It seems like yesterday when the British and French governments were having one of their unique battles: how to spell the name of the new supersonic plane they were jointly developing. Whether it would it be the “Concord” or the “Concorde” was the subject of great debate and consternation on both sides of the channel. Of course the French won out in the end.

The Concorde was born 30 years ago, amid great expectations for a whole new way of travelling. While the still elegant plane continues to turn heads wherever it goes (even in France) the future of supersonic travel remains cloudy.
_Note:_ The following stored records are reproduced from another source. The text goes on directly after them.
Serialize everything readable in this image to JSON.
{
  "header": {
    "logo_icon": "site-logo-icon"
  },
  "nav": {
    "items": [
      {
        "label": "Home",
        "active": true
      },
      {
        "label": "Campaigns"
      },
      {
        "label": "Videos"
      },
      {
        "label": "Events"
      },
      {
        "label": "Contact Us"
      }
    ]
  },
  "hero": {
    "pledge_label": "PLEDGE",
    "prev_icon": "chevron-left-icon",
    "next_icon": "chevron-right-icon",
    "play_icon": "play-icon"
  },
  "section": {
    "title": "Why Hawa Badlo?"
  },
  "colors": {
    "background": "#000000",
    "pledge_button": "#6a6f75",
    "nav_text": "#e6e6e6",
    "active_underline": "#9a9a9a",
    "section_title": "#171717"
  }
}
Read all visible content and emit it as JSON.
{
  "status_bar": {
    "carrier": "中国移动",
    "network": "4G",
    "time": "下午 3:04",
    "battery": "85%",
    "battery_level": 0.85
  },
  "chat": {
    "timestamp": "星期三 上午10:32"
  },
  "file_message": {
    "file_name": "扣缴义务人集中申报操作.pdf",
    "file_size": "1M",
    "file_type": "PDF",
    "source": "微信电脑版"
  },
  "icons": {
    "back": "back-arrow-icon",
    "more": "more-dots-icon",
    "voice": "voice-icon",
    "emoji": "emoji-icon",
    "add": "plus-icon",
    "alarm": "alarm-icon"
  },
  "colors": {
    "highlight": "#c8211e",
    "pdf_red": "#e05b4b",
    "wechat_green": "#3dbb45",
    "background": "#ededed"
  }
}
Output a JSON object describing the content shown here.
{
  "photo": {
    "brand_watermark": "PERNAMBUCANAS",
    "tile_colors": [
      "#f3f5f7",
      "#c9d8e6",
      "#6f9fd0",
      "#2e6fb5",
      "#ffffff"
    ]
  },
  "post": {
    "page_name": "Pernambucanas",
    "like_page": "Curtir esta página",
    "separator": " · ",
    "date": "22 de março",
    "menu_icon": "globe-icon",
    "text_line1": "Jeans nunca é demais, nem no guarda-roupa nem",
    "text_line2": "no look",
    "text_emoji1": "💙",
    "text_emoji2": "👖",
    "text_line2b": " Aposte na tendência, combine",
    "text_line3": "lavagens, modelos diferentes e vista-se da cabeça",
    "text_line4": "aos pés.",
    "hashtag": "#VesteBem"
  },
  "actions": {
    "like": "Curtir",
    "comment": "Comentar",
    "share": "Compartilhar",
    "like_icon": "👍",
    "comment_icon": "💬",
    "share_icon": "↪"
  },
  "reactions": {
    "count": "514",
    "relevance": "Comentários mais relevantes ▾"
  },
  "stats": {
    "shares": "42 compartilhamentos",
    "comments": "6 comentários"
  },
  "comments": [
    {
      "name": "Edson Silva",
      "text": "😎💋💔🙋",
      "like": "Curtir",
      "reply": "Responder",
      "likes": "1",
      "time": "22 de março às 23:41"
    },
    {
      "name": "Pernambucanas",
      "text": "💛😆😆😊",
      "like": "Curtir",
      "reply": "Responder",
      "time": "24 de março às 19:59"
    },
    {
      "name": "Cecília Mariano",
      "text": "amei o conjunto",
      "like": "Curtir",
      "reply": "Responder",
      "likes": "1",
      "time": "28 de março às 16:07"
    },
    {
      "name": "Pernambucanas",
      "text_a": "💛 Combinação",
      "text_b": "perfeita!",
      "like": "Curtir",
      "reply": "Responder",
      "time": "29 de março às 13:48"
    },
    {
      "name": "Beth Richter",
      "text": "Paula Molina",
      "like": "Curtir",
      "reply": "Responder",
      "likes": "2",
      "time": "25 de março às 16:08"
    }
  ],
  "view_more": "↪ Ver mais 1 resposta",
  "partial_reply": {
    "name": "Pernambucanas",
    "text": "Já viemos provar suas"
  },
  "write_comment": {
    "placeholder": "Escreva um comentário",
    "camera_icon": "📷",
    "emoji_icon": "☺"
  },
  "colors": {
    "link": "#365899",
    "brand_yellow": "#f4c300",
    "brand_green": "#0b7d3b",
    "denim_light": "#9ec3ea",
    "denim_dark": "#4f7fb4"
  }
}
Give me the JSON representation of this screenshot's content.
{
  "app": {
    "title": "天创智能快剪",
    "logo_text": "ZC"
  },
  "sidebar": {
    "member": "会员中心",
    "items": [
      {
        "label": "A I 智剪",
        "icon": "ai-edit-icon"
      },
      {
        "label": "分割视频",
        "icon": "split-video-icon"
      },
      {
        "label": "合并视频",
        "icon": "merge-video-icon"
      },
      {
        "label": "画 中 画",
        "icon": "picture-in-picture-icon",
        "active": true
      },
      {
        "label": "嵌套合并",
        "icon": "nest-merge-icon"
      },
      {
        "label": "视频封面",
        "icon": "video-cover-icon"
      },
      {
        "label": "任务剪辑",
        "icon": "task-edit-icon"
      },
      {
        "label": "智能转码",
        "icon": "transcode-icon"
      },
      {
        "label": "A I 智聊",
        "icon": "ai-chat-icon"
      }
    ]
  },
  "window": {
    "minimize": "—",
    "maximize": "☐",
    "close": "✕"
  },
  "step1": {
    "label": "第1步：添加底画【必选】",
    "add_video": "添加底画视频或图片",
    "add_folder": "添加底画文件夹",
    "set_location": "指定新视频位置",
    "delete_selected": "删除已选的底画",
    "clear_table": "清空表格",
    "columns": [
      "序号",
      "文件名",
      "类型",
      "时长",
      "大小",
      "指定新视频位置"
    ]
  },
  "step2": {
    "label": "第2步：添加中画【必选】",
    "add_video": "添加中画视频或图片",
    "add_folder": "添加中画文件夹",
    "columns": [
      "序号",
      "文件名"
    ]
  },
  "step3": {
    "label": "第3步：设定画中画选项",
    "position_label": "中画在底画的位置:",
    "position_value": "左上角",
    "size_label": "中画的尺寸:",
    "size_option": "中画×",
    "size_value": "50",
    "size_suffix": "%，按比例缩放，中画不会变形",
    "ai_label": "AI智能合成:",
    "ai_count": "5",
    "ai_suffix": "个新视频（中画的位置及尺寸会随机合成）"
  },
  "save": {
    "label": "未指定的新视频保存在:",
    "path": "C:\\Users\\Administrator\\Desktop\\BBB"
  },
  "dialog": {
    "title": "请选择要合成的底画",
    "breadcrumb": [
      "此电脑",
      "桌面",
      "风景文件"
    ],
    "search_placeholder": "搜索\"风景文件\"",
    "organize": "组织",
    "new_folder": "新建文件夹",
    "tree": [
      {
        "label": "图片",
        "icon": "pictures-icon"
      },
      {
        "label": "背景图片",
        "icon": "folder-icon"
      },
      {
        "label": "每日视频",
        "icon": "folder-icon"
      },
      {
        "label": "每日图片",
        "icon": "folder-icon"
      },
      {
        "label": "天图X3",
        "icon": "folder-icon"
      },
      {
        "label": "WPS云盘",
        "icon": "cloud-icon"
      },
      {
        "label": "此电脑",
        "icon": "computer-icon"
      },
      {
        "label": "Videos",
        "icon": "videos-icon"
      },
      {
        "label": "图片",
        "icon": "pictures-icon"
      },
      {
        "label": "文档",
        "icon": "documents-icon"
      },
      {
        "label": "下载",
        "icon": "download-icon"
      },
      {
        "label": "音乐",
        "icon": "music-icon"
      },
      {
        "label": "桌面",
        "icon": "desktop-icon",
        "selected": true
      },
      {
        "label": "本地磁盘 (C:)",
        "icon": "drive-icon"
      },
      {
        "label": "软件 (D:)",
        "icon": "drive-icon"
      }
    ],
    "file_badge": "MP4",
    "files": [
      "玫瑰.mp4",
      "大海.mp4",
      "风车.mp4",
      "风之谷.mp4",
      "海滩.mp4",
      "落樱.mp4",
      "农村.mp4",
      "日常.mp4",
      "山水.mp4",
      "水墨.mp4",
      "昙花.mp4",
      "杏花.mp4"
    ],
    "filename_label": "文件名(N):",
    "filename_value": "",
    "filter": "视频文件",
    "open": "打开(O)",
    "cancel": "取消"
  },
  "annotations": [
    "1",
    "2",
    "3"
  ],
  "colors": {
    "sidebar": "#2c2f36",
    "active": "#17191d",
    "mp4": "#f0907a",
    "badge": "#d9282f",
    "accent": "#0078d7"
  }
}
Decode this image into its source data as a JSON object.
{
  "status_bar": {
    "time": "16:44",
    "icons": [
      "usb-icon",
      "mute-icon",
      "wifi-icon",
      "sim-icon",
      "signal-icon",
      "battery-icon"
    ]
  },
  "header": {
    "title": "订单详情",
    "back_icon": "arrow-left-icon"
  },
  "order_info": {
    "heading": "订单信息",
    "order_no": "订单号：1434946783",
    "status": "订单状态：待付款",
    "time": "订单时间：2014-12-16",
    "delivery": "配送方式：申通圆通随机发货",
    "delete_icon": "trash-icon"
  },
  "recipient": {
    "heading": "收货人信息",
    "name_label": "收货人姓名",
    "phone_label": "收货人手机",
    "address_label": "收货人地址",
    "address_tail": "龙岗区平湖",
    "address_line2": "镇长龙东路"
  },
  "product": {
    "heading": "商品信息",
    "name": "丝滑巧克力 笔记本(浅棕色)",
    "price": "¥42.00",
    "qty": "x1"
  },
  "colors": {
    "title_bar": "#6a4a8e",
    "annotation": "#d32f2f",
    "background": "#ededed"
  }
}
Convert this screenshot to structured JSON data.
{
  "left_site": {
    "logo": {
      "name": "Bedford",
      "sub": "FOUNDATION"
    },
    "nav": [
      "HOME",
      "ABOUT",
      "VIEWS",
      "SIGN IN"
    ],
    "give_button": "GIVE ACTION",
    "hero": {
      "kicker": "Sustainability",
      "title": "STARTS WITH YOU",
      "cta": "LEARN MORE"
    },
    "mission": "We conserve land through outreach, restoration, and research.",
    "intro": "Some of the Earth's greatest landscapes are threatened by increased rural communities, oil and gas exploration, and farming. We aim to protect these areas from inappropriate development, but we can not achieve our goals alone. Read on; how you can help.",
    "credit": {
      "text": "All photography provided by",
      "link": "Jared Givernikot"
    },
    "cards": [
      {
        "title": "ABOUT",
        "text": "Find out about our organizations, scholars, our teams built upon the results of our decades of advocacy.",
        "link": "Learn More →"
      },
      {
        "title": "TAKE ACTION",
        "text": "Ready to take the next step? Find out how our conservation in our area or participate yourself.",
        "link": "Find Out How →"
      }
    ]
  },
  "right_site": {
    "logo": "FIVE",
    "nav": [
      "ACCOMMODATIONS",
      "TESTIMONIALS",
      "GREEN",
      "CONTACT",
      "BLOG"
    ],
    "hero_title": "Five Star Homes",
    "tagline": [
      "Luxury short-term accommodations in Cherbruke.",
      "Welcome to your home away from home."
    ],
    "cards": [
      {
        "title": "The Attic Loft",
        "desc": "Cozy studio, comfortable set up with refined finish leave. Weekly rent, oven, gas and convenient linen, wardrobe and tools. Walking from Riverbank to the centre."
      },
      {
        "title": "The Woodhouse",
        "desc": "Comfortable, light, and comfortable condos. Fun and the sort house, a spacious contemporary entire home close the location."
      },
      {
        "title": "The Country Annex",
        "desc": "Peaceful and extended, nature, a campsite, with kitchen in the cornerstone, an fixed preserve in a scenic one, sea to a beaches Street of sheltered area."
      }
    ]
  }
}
The 13 Concordes flown by Air France and British Airways are old by airline standards, and there is no sign of a new plane to take the Concorde’s place. U.S. aircraft giant Boeing Co. recently withdrew from a research group studying a new supersonic passenger plane, citing the very high cost of coming up with a replacement for the Concorde.

Those who have flown the Concorde usually say that it is one of those unforgettable life experiences that is best not repeated. The plane offers its trademark speed and a thrilling ride, but a cramped cabin and lack of modern on-board facilities make e experience a little too uncomfortable for most.

The Concorde flies at 60,000 feet (too high for turbulence) and crosses the Atlantic in 3 ½ hours, half the time of a regular flight. Champagne is served, and the food is reported to be good, but the planes are getting old. So if you have your heart set on going supersonic, book your Concorde flight soon.